Di Rita said the guidelines Rumsfeld approved for Guantanamo Bay in April 2003 were secret and would not be made public. But another U.S. official told Reuters that “a couple of dozen more aggressive” interrogation methods if higher officials give their approval.
The official said those methods probably included some of the techniques that have now been placed off limits for use in Iraq, including sensory and sleep deprivation, “dietary manipulation,” the presence of guard dogs and body “stress positions.”
U.S. defends Guantanamo procedures
Recently, questions about limits on interrogation techniques and detention methods have focused mainly on U.S.-run prisons in Iraq, following revelations about abusive methods used against Iraqis. Investigators also are checking U.S. interrogation practices in Afghanistan, but the Defense Department has not acknowledged serious shortcomings at Guantanamo Bay.
In fact, Maj. Gen. Geoffrey Miller, a former commander of the Guantanamo Bay prison complex who has been put in charge of facilities in Iraq, told a Senate committee Wednesday that there “was no systemic abuse at Guantanamo at any time.”
Di Rita stressed that military commanders at Guantanamo Bay faced a difficult situation because the people held there — most of them Taliban and al-Qaida fighters captured during the war in Afghanistan in 2001 — were considered terrorists and could have time-sensitive information.
“You had intelligence officials that were tugging in a direction that might have been different from lawyers, and that’s fair,” Di Rita said. “This is a process that involves, by definition, some tension.”
Specific prisoner triggered changes
Adding urgency was the suspicion by U.S. intelligence officials that one prisoner at Guantanamo — whom Di Rita did not identify — had information about a planned future attack on the United States. The New York Times identified the prisoner Friday as Mohamed al-Qahtani, who U.S. officials believe may have planned to be the 20th hijacker in the Sept. 11, 2001, terrorist attacks.
Interrogators at Guantanamo Bay wanted to use harsher methods against the prisoner in late 2002. Military lawyers objected to at least some of those proposed methods. “As that anxiety became more apparent,” Rumsfeld ordered the Defense Department’s top civilian lawyer, Jim Haynes, to create an internal working group to examine the issues more fully, a senior defense lawyer said.
Officials would not say whether the prisoner ultimately provided information used to pre-empt an attack on the United States. The senior official said “no extraordinary” interrogation techniques were used.
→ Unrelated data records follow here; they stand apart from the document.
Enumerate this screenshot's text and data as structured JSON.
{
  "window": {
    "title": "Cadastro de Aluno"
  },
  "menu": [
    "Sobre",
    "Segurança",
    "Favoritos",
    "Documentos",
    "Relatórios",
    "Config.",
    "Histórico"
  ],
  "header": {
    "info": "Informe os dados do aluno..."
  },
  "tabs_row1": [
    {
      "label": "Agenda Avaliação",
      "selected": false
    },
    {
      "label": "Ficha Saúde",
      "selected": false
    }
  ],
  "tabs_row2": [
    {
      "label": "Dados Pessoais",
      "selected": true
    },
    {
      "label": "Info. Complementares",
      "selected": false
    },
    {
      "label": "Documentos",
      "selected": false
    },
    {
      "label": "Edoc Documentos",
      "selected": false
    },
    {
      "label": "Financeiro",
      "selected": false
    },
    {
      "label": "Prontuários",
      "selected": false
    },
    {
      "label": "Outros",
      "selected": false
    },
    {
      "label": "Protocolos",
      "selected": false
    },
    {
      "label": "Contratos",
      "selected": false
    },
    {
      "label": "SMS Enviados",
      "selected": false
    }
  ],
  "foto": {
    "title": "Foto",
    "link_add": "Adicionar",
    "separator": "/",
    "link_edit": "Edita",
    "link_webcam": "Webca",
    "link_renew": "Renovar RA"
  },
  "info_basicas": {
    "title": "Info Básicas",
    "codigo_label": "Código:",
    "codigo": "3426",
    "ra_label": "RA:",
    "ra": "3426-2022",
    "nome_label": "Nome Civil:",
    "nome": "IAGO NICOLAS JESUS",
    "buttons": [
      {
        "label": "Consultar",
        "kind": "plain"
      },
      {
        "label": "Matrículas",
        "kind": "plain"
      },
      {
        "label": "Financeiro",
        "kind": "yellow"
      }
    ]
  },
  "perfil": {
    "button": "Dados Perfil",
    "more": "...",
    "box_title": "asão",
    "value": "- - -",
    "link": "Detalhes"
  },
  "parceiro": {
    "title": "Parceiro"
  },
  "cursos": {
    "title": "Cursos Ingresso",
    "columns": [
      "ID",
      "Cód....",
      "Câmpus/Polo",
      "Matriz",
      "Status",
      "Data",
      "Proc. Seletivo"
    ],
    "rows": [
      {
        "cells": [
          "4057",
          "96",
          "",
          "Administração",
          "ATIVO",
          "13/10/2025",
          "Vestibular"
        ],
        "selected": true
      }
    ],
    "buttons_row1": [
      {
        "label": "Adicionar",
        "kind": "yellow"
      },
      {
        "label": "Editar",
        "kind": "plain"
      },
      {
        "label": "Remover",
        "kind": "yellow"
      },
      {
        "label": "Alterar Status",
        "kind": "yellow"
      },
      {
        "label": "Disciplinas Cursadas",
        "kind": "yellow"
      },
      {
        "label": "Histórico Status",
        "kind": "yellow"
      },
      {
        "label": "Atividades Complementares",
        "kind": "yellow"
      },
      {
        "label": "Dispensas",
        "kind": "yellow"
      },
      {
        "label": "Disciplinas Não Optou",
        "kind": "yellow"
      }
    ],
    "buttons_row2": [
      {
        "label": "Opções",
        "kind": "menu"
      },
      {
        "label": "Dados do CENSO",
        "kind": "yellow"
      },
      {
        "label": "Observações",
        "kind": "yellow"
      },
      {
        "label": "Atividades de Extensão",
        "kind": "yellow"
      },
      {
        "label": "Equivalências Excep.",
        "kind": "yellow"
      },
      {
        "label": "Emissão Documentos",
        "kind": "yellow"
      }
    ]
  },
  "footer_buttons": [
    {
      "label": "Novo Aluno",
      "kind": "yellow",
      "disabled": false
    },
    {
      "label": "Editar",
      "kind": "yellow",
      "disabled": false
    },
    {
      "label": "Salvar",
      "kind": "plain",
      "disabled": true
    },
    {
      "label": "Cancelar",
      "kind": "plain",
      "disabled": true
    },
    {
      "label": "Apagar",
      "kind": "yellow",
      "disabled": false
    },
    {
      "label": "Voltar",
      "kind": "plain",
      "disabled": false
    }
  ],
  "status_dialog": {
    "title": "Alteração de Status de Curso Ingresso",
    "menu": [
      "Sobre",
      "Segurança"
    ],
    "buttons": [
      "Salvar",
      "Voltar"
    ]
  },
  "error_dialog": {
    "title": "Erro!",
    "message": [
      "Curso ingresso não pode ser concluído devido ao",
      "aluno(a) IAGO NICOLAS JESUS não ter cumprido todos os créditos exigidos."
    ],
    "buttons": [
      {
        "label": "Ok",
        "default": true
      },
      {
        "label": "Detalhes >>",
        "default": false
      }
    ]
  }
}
The Pentagon has not been entirely clear in public statements about events related to interrogation policies and practices at Guantanamo Bay, Di Rita said, because it has not fully recreated a timeline that reaches back to January 2002, when interrogations started at Guantanamo Bay.
Rumsfeld has ordered defense officials to systematically review how detainee and interrogation guidelines evolved, he added.
Red Cross staff to visit Guantanamo
The International Committee of the Red Cross will return to Guantanamo Bay for another inspection at the end of the month, a spokesman, Florian Westphal, said Friday.
The team of delegates and interpreters is expected to spend several weeks at the prison checking on conditions and holding private interviews with detainees, he said, adding that the Red Cross would not reveal the exact dates of the visit.
Red Cross delegates last visited Guantanamo in February and March. After the visit, the Swiss-run agency gave U.S. authorities a report on the treatment of prisoners there. It has declined to make any details of the report public, in line with its usual practice.
Confidentiality is necessary because “we want to ensure continued access. It is essential for us to be able to do our job,” Westphal said.